I’ve seen at least one photograph of a fan in a “Got Melk?” tee shirt with the “Got” crossed out and “Spoiled” written over it.
But spoilsport that I am, I must ask one question: why was Melky Cabrera (or any other sports figure) a hero? I can see why an aspiring NBA basketball player might study hours of a favorite Hall of Famer, but let’s face it, 99.9999% of all people who have a sports hero will never have even a remote chance of playing at the same level as their hero. And when you consider that an athlete who cheats and gets away with it stands to make tens of millions of dollars in salary and endorsements, one must conclude that the odds that a great player is a cheating player have only improved.
The problem with the living heroes is that too often they have little, shall we say, secrets. You won’t need to think long to think of cons serving long sentences who used to be heroes to their own victims. Perhaps we’re better off with heroes who have long since passed on, heroes of whom we already know everything, people whom we can forgive for their inevitable flaws. I do know of exactly one hero in my life, an absolutely perfect exemplar of love, loyalty and courage. This fellow:
Dogs are the best heroes. The minute that five-day-old me came home from the hospital, Archy, without any training at all, took up a protective position next to me and stayed there for the rest of his too-few 12 1/2 years. I won’t write that Archy possessed the loudest bark in the history of canis lupus familiaris, but I will write that his almighty roar sometimes registered on the Richter Scale. If anyone is studying that peculiar wave of 1.5 – 2.0 quakes that struck San Diego for two years in the late 1950s, and then disappeared forever, that was Archy, and yes, it was probably a good thing that we moved to the East Coast.
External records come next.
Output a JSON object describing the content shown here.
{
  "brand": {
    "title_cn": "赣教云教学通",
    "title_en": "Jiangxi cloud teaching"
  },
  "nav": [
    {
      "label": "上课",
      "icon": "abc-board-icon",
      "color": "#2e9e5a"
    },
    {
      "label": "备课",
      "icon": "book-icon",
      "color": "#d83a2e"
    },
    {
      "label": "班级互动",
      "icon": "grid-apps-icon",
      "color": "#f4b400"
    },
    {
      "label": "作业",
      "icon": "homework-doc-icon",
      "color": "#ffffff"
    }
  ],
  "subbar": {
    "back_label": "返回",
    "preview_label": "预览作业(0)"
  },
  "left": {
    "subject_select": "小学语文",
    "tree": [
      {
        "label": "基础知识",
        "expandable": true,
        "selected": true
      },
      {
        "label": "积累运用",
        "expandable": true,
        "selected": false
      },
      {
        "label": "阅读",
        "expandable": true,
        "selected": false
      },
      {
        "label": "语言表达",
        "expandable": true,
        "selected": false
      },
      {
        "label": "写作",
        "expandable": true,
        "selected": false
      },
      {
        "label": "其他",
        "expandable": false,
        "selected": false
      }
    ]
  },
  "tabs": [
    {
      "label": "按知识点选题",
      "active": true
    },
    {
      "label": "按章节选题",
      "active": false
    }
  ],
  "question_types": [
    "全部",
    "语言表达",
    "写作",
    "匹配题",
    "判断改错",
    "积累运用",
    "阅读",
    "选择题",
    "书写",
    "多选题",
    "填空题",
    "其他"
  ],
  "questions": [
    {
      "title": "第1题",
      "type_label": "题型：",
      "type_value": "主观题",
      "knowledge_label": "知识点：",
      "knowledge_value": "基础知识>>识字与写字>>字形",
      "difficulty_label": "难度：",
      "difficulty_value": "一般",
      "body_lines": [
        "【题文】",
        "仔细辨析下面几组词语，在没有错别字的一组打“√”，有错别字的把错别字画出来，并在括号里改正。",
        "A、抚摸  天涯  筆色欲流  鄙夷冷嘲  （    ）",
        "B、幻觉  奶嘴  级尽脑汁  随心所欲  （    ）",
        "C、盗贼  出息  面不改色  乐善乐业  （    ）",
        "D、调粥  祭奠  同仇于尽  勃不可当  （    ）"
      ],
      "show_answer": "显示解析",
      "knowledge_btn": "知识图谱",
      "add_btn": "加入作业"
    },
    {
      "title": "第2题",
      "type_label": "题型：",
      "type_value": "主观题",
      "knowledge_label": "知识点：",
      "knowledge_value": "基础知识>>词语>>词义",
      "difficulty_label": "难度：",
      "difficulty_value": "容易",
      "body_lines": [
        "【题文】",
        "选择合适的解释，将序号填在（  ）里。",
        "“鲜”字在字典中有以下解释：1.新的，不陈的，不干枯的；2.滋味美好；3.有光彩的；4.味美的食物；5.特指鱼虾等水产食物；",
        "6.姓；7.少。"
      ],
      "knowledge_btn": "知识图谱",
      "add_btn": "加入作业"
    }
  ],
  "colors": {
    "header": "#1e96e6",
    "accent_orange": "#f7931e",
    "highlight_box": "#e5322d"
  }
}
His all-powerful Bark of Thunder saved the life of yours truly twice.
Think about it: if humans emulated all of the qualities of dogs, positive or negative, we’d be better people, even if we did shed a lot and sniffed each other’s butt. If we restrained ourselves from those two flaws, we might finally live up to our potential.
Vonn Scott Bair